21st Century Blackjack (also known as "Vegas Style" Blackjack) is commonly found in many California card rooms. In this form of the game, a player bust does not always result in an automatic loss; there are a handful of situations where the player can still push if the dealer busts as well, provided that the dealer busts with a higher total.
Certain rule changes are employed to create new variant games. These changes, while attracting the novice player, actually increase the house edge in these games. Double Exposure Blackjack is a variant in which the dealer's cards are both face-up. This game increases house edge by paying even money on blackjacks and players losing ties. Double Attack Blackjack has very liberal blackjack rules and the option of increasing one's wager after seeing the dealer's up card. This game is dealt from a Spanish shoe, and blackjacks only pay even money.

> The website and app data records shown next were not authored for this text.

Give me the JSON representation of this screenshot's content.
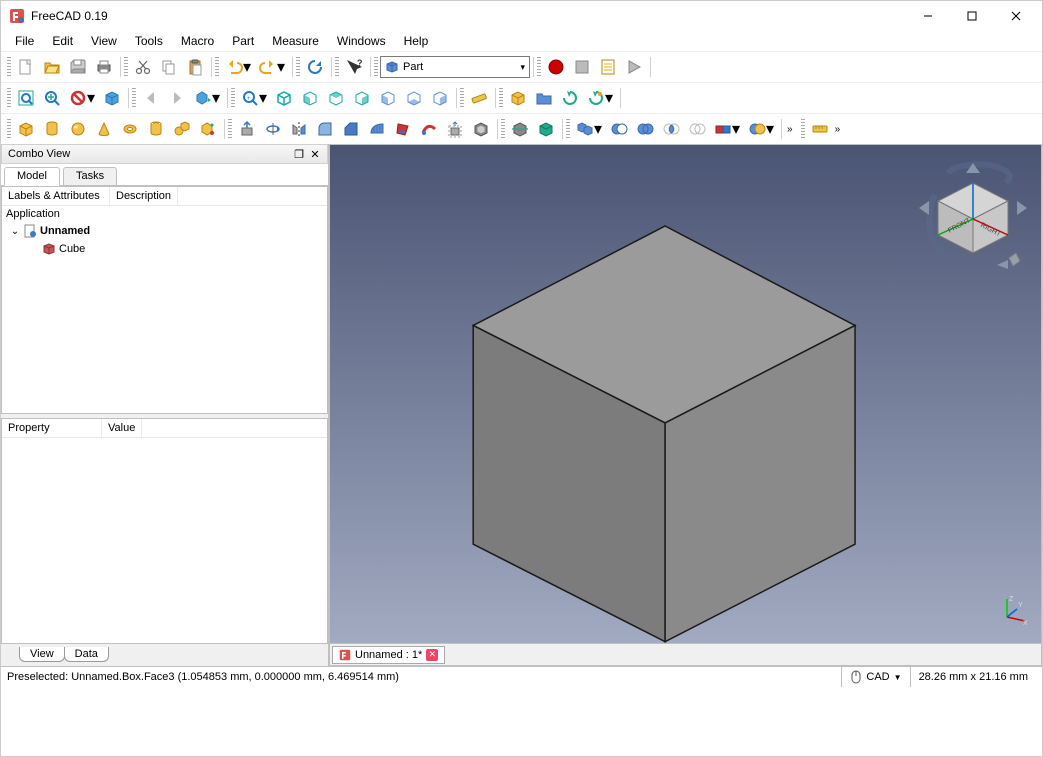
{
  "title": "FreeCAD 0.19",
  "menu": [
    "File",
    "Edit",
    "View",
    "Tools",
    "Macro",
    "Part",
    "Measure",
    "Windows",
    "Help"
  ],
  "workbench_selector": "Part",
  "combo_view": {
    "title": "Combo View",
    "tabs": [
      "Model",
      "Tasks"
    ],
    "tree": {
      "columns": [
        "Labels & Attributes",
        "Description"
      ],
      "root": "Application",
      "doc": "Unnamed",
      "item": "Cube"
    },
    "props": {
      "columns": [
        "Property",
        "Value"
      ]
    },
    "bottom_tabs": [
      "View",
      "Data"
    ]
  },
  "doc_tab": "Unnamed : 1*",
  "status": {
    "message": "Preselected: Unnamed.Box.Face3 (1.054853 mm, 0.000000 mm, 6.469514 mm)",
    "nav_style": "CAD",
    "dims": "28.26 mm x 21.16 mm"
  },
  "axis_labels": {
    "x": "X",
    "y": "Y",
    "z": "Z"
  }
}
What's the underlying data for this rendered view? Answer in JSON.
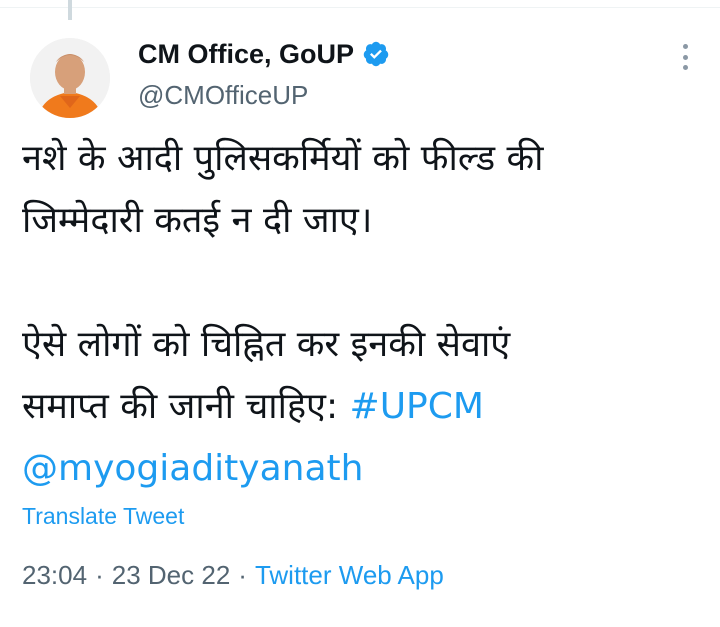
{
  "tweet": {
    "author": {
      "display_name": "CM Office, GoUP",
      "handle": "@CMOfficeUP",
      "verified": true
    },
    "text_lines": [
      "नशे के आदी पुलिसकर्मियों को फील्ड की",
      "जिम्मेदारी कतई न दी जाए।",
      "",
      "ऐसे लोगों को चिह्नित कर इनकी सेवाएं",
      "समाप्त की जानी चाहिए: "
    ],
    "hashtag": "#UPCM",
    "mention": "@myogiadityanath",
    "translate_label": "Translate Tweet",
    "time": "23:04",
    "date": "23 Dec 22",
    "separator": "·",
    "source": "Twitter Web App"
  },
  "colors": {
    "link": "#1d9bf0",
    "secondary_text": "#536471",
    "primary_text": "#0f1419"
  },
  "icons": {
    "verified": "verified-badge-icon",
    "more": "more-options-icon"
  }
}
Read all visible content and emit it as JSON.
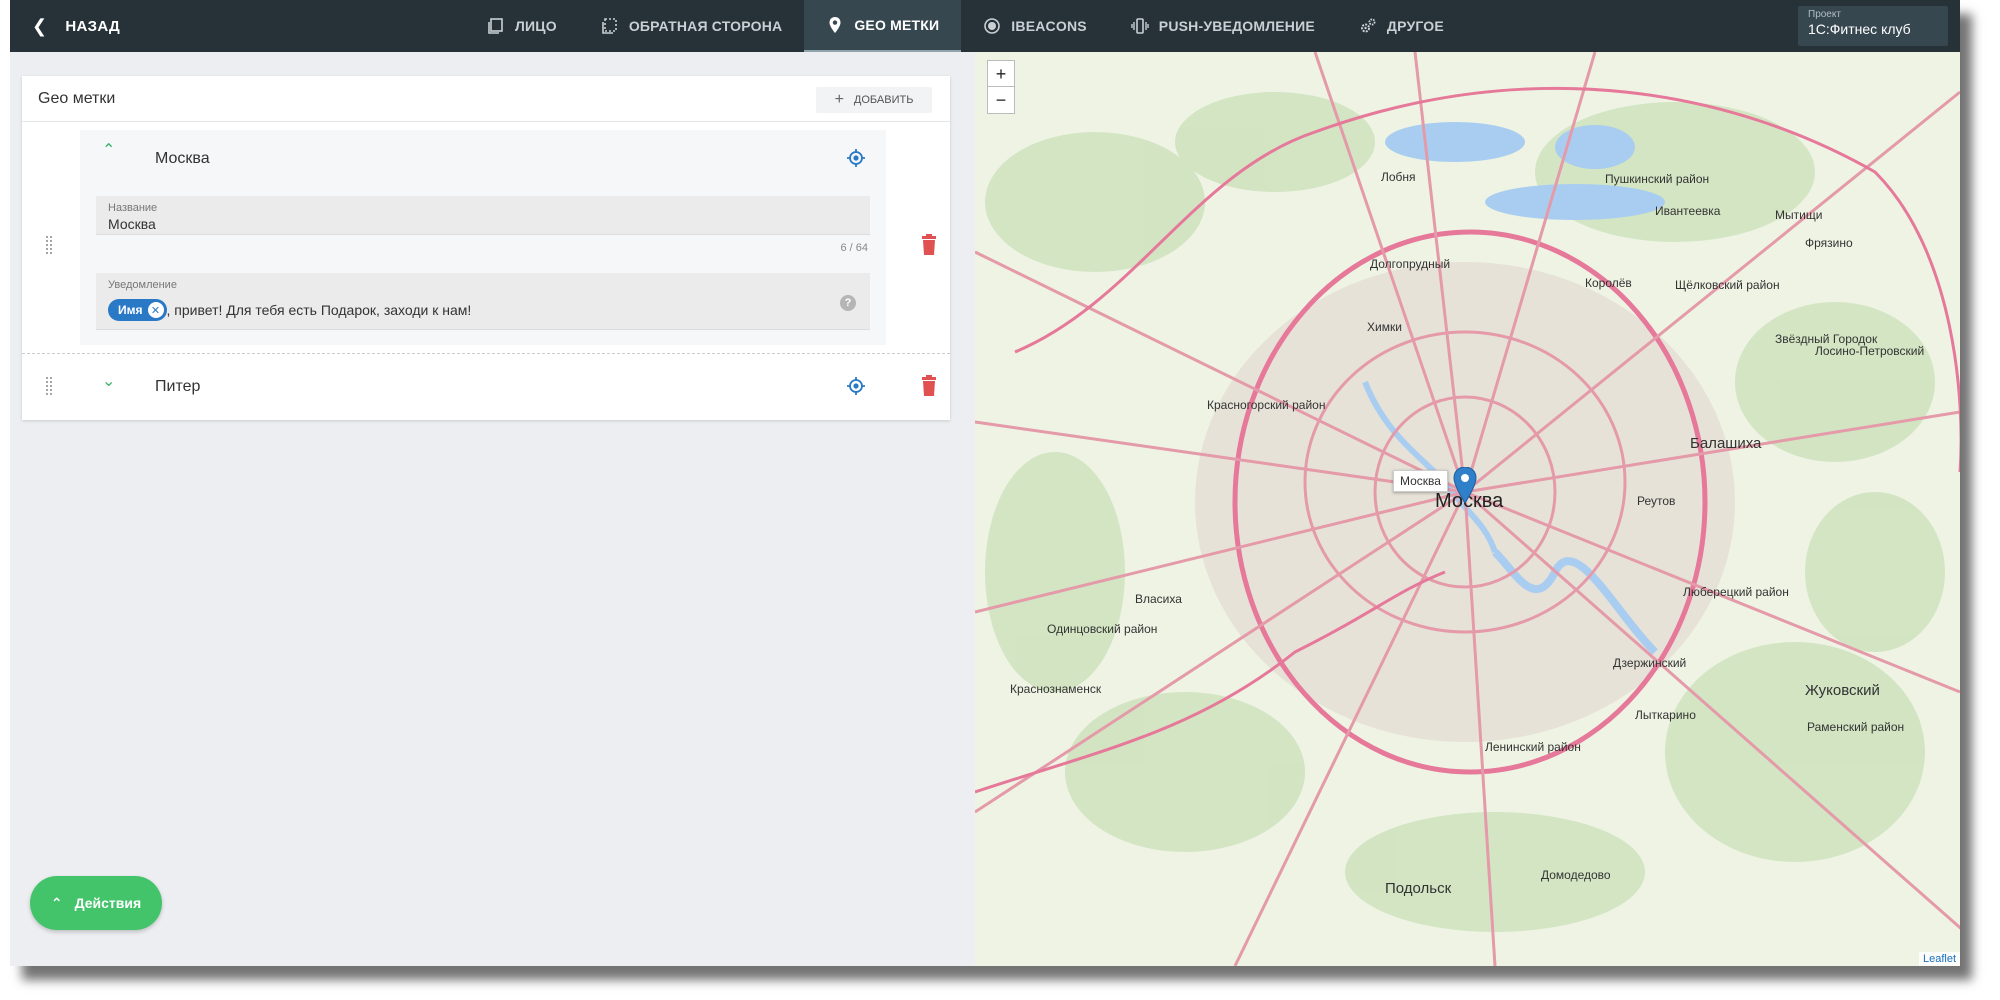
{
  "topbar": {
    "back_label": "НАЗАД",
    "tabs": [
      {
        "label": "ЛИЦО",
        "icon": "card-front-icon"
      },
      {
        "label": "ОБРАТНАЯ СТОРОНА",
        "icon": "card-back-icon"
      },
      {
        "label": "GEO МЕТКИ",
        "icon": "map-pin-icon",
        "active": true
      },
      {
        "label": "IBEACONS",
        "icon": "beacon-icon"
      },
      {
        "label": "PUSH-УВЕДОМЛЕНИЕ",
        "icon": "vibrate-phone-icon"
      },
      {
        "label": "ДРУГОЕ",
        "icon": "gears-icon"
      }
    ],
    "project_label": "Проект",
    "project_value": "1С:Фитнес клуб"
  },
  "panel": {
    "title": "Geo метки",
    "add_label": "ДОБАВИТЬ",
    "locations": [
      {
        "name": "Москва",
        "expanded": true,
        "name_field_label": "Название",
        "name_field_value": "Москва",
        "counter": "6 / 64",
        "notification_label": "Уведомление",
        "chip_label": "Имя",
        "notification_text": ", привет! Для тебя есть Подарок, заходи к нам!"
      },
      {
        "name": "Питер",
        "expanded": false
      }
    ]
  },
  "actions_label": "Действия",
  "map": {
    "zoom_in": "+",
    "zoom_out": "−",
    "tooltip": "Москва",
    "attribution": "Leaflet",
    "places": [
      "Москва",
      "Балашиха",
      "Химки",
      "Долгопрудный",
      "Королёв",
      "Мытищи",
      "Лобня",
      "Пушкинский район",
      "Ивантеевка",
      "Фрязино",
      "Щёлковский район",
      "Звёздный Городок",
      "Лосино-Петровский",
      "Красногорский район",
      "Реутов",
      "Люберецкий район",
      "Одинцовский район",
      "Власиха",
      "Краснознаменск",
      "Дзержинский",
      "Лыткарино",
      "Жуковский",
      "Раменский район",
      "Ленинский район",
      "Подольск",
      "Домодедово"
    ]
  }
}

The French and German variant "Vingt-et-un" (Twenty-one) and "Siebzehn und Vier" (Seventeen and Four) don't include splitting. An ace can only count as eleven, but two aces count as a Blackjack. This variant is seldom found in casinos, but is more common in private circles and barracks.
Chinese Blackjack is played by many in Asia, having no splitting of cards, but with other card combination regulations.
Another variant is Blackjack Switch, a version of blackjack in which a player is dealt two hands and is allowed to switch cards. For example, if the player is dealt 10-6 and 5-10, then the player can switch two cards to make hands of 10-10 and 6-5. Natural blackjacks are paid 1:1 instead of the standard 3:2, and a dealer 22 is a push.
In Multiple Action Blackjack the player places between 2 or 3 bets on a single hand. The dealer then gets a hand for each bet the player places on a hand. This essentially doubles the number of hands a single dealer can play per hour. Splitting and Doubling are still allowed.
Recently, thanks to the popularity of poker, Elimination Blackjack has gained a following. Elimination Blackjack is a tournament format of blackjack.
Many casinos offer optional side bets at standard blackjack tables. For example, one common side-bet is "Royal Match", in which the player is paid if his first two cards are in the same suit, and receives a higher payout if they are a suited queen and king (and a jackpot payout if both the player and the dealer have a suited queen-king hand). Another increasingly common variant is "21+3," in which the player's two cards and the dealer's up card form a three-card poker hand; players are paid 9 to 1 on a straight, flush or three of a kind. These side bets invariably offer worse odds than well-played blackjack.
In April 2007 a new version of Blackjack, called Three Card Blackjack was approved for play in the State of Washington. Three Card Blackjack is played with one deck of 52 cards. In Three Card Blackjack the players place an ante bet. The players and dealer are then dealt 3 cards each. The players make the best blackjack (21) hand they can using 2 or all 3 cards. If the player likes his hand he makes a play bet that is equivalent to the ante bet. The dealer must qualify with an 18 or better. If the dealer qualifies and the player beats the dealer, the player is paid 1-1 on both the Ante and Play bets. If the dealer does not qualify, the player is paid 1-1 on his Ante bet and Play bet pushes. There is no hitting and no busting. At the same time that the player makes the Ante bet, he has the option of making an Ace Plus bet. If the player has one Ace in his hand of 3 cards, he gets paid 1-1. An Ace and a 10 or Face Card pays 3-1. An Ace and two 10's or Face cards is paid 5-1. Two Aces pays 15-1. Three Aces pays 100-1.